5 Things I Think I’d Do

1 – I think I’d put the lines back to what they were in the Montreal game, meaning: JVR-Bozak-Kessel, Lupul-Kadri-Kulemin, Raymond-Holland-Clarkson, but with a fourth line of Ashton-McClement-Bodie. Frankly, I have no idea why those top three lines weren’t the same in the next game. Clarkson can’t play L2. Maybe next season you try that again, but for the time being –- and considering the Leafs other options — it’s time to move on from that for now.

2 – I think the Leafs have to callup one of D’Amigo or Ashton. These kids are lighting it up in the A. D’Amigo has 10 goals in his last 12 games while Ashton has 13 goals and 18 points in 16 games on the season. Not only is it a nice reward, but you’re going to put in a hungry kid chomping at the bit. Other than the first line. the rest of the Leafs lineup looks like a disaster right now. I’d rather they go with a kid than an AHL journeyman.

3 – I don’t think I’d lose sight of the fact that Reimer is the only goalie the Leafs have that has led a team to the playoffs. If Bernier struggles Wednesday against the Rangers, I come back with Reimer against the Flyers. It’s okay to have these guys fight for starts down the stretch. There doesn’t need to be “a guy” as much as people think.

4 – I don’t think they have many options on defense. As tough as it is to say, I think the best plan is to just ride out the season and then reassess big time in the summer, when they will have some spots open up. Moving players around is just moving deck chairs unless they bring someone in, which will be difficult to do due to cap space.

5 – I think I’ll reiterate that I wouldn’t do much at the deadline other than look for a depth guy.
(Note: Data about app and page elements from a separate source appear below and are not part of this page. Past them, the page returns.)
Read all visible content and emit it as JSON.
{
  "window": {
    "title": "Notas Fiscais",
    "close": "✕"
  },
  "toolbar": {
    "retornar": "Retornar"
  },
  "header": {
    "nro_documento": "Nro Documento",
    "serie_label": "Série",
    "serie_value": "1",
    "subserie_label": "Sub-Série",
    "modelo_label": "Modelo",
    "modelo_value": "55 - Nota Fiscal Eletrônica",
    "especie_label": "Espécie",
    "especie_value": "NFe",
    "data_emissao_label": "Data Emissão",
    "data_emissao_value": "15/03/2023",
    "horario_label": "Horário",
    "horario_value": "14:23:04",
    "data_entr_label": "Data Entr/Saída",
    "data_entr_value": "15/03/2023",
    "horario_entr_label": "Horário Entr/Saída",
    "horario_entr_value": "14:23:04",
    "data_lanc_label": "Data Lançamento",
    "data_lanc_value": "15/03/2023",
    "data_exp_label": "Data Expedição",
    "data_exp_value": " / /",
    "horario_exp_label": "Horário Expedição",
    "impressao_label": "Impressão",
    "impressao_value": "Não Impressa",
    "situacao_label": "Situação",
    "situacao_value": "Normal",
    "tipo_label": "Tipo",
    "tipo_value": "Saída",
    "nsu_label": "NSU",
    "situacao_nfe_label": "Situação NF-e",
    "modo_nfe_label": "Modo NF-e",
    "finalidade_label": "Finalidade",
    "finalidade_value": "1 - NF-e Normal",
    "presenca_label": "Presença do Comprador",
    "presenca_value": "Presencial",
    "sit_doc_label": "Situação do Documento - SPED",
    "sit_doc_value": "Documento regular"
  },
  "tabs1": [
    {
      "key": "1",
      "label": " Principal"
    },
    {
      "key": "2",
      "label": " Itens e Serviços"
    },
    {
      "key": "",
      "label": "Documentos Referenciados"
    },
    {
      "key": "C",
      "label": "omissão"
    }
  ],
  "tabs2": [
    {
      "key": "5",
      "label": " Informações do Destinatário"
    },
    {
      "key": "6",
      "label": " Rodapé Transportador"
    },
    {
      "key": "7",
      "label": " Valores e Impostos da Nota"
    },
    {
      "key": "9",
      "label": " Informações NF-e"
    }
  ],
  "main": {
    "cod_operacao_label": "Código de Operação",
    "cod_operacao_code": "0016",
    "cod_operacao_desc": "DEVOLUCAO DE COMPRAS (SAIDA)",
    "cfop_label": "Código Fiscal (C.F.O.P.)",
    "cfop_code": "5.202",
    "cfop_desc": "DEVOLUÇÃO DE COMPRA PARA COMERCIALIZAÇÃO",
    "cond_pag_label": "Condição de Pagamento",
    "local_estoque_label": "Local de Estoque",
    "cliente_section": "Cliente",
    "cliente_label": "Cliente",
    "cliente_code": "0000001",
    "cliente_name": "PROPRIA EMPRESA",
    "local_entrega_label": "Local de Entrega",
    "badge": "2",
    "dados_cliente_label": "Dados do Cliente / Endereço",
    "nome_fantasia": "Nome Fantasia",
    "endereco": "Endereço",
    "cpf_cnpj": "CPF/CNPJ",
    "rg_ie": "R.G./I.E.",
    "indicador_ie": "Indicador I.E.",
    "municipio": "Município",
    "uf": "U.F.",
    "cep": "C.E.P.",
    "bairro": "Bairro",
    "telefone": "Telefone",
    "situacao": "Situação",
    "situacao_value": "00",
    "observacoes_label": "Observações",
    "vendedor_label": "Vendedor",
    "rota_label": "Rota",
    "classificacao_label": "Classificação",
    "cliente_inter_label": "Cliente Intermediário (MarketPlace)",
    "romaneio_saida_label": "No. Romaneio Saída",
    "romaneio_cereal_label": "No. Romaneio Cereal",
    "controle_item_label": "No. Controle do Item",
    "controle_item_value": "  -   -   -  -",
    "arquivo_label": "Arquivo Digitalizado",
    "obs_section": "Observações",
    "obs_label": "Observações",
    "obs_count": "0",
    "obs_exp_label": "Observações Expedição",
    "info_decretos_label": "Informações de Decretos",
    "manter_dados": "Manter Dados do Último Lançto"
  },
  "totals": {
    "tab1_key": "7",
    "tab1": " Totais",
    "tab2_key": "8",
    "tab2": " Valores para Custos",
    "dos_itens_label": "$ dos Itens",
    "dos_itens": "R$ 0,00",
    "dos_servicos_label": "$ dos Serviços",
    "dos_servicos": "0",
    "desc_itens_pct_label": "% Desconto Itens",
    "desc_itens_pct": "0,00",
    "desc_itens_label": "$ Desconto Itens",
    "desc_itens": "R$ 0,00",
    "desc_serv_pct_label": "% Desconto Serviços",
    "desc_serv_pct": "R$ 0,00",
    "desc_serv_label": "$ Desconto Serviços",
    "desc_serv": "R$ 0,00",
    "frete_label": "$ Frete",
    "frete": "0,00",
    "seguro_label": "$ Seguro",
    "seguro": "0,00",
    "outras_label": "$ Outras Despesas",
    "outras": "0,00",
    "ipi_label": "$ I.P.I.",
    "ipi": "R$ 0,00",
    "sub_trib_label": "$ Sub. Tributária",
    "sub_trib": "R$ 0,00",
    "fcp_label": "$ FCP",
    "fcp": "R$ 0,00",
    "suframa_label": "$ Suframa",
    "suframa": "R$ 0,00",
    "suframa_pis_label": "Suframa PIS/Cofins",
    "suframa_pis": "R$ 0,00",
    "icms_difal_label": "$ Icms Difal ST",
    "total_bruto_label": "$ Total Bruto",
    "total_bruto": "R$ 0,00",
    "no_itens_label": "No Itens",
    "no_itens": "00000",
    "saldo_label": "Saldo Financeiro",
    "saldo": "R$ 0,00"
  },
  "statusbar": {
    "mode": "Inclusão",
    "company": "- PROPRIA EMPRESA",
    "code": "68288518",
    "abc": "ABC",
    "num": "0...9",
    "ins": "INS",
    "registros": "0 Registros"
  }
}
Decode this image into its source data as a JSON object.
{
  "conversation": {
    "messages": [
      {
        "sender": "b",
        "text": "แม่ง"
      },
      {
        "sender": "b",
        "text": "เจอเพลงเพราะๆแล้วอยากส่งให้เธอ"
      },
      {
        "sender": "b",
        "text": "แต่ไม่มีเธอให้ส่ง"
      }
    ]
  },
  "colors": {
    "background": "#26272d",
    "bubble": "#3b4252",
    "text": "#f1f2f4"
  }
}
Smith and Bodie are AHL journeymen. Either go with an Ashton-McClement-D’Amigo fourth line, or pick one of those two kids and acquire the other guy.